For musicians and fans alike, Citizen Vinyl is one of two local options within the unique industry. Shortly after its launch, the company was joined by American Vinyl Co., located on the South Slope.
Hominy Valley development plans nine homes and 17 rental units on two acres.
The number of summer jobs for teens is back to pre-pandemic levels, but the number of teens seeking jobs isn’t.
Hotels, shops and apartments being considered for Carter Street and Broadway Boulevard.
Air quality continues to improve, but not at the same rate everywhere, researchers find.
New farmers piece together solutions in the face of out-of-reach property prices,
After several meetings and hours of debate, the Woodfin Board of Adjustments approves Elk Mountain development over objections from neighborhood group, Citizens for Responsible Land Use.
At Cedar Ridge, 126 of the residential units will be rentals, and 10 units will be short-term rentals. The urgent care clinic will be 3,800 square feet. The project density is 16.4 units per acre, less than the maximum allowed density of 17.28 units per acre.

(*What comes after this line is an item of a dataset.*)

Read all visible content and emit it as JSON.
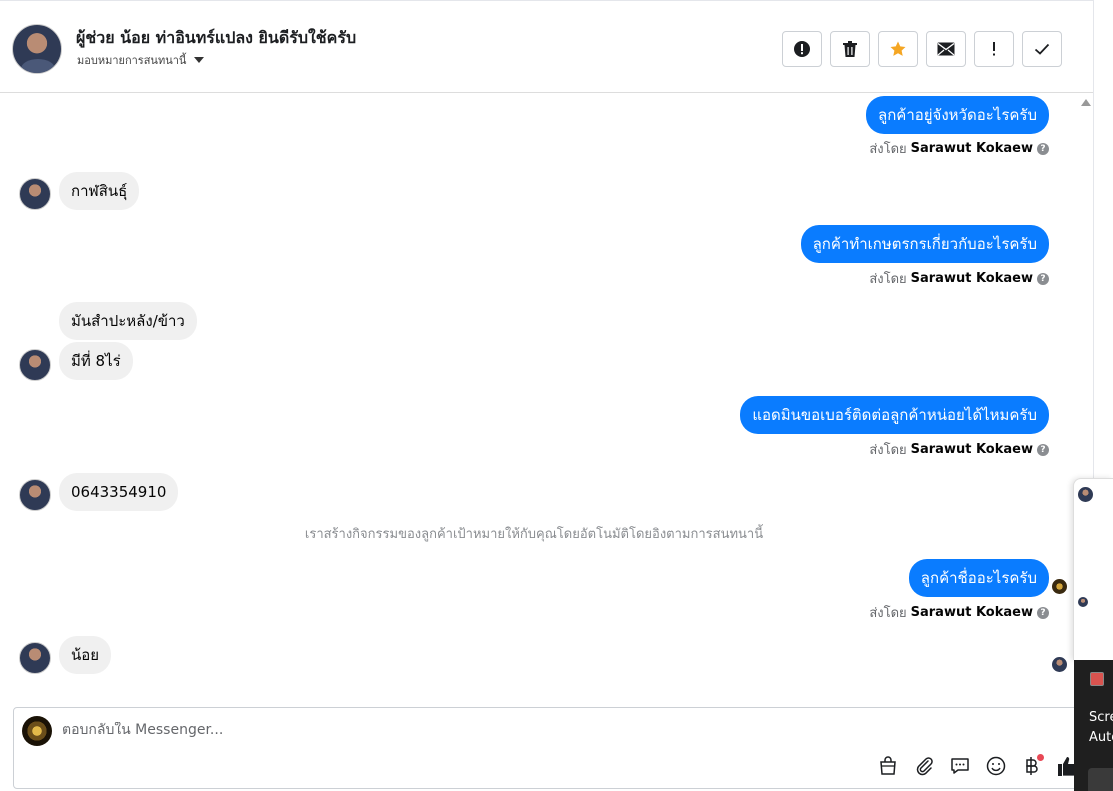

Despite pandemic setbacks, Asheville still offers a wide range of adult dance classes that get feet tapping and spirits soaring. Here’s a look at some new studios and classes on offer, as well as why local instructors and students find dance so fulfilling.
The proposed development on 88.12 acres would include 118 single-family homes, 163 townhomes or casitas and 296 multifamily apartments across 11 buildings. The single-family homes would be for sale; all other units would be rented out.

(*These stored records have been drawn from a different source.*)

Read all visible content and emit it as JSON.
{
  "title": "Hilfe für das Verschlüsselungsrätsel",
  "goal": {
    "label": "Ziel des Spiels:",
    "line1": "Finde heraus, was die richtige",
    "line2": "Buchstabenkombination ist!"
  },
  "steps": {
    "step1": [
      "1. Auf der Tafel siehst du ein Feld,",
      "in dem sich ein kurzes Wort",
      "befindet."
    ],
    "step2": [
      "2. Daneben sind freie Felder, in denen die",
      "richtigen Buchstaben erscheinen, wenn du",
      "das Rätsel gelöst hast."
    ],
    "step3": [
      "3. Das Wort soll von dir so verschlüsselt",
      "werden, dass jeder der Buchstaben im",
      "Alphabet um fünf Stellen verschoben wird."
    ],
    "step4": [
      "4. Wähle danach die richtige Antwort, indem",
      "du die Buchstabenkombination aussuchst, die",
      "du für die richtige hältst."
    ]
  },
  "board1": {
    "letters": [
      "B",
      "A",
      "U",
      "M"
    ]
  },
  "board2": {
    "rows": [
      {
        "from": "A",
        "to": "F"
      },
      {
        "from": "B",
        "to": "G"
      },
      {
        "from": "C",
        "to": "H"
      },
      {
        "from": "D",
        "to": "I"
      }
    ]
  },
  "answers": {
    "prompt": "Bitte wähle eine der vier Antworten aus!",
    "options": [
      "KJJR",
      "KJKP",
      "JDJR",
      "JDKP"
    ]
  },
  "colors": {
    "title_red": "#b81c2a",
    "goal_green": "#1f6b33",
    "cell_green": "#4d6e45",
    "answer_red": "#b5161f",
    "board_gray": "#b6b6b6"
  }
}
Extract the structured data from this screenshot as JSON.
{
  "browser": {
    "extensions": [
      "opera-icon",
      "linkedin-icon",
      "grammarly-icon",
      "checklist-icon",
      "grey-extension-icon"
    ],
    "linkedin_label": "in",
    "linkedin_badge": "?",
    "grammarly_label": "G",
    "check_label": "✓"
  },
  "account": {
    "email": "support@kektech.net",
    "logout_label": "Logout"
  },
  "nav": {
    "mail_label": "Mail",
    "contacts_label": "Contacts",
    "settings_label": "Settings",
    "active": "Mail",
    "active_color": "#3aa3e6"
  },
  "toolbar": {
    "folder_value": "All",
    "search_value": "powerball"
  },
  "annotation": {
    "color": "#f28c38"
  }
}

According to data from the U.S. government’s 2017 Census of Agriculture (the most recent numbers available), Buncombe County was home to 1,073 farms and 72,284 acres of farmland. Yet, much of the food consumed here comes from somewhere else.
The new plans call for three buildings with a combined total of 585,360 square feet, as well as 463 parking spaces and truck loading docks. The project is tentatively scheduled to come before Asheville City Council for final approval on Tuesday, Jan. 24, where the public will be allowed to provide further input.
What does quality of life mean in Western North Carolina? For the 2022 Year In Review, Xpress asked community members to share their thoughts.
“Slavic people, whether it’s Thanksgiving, Easter or Christmas, they prepare big dinners,” says the Rev. Mikhail Tikhonov of the Christian Church of Hope in Emma. “There is no television on: We just share life. We laugh, we cry, we sing carols together. It’s like what America used to be 30, 40, 50 years past.”
At the Asheville Planning and Zoning Commission meeting at 5 p.m. Wednesday, Dec. 7., Alex Cole of the city’s Planning and Urban Design department will share new details on the African American Heritage Resource Survey and Burton Street Architectural Survey.
Although an $870,000 trust fund exists to support the Buncombe County Public Libraries’ historical archives, manager Katherine Cutshall says she’s been locked out of accessing that money for years due to the county’s legal confusion.
Local nonprofit leaders say they’re seeing more companies prioritize volunteering and service projects rather than just giving money. They’re also seeking long-term relationships with specific organizations rather than just one-off collaborations.
After the Buncombe County Planning Board voted not to recommend a plan for mountaintop development on 176 acres in Pinners Cove, developer KLP Pinners EAT, LLC resubmitted an application for the same site using county rules that provide no avenue for public input.
As one of four black cat rescues in the nation, and the only one in the South, Binx’s Home for Black Cats is part of a growing community hoping to save lives. Since Hannah Soboleski founded the nonprofit in 2020, it has rescued 205 black cats and adopted out 133.
Administrators from local social media groups talk about the challenges inherent in their freewheeling, ongoing public conversations. Opinions vary on how much that rough-and-tumble interferes with achieving posters’ goals.
Currently, Asheville prohibits the replacement of any manufactured home by another after its spot has been vacant for 180 days. City planners want to ease that rule and others to “stop the slow attrition of affordable housing units that are desperately needed in our community.”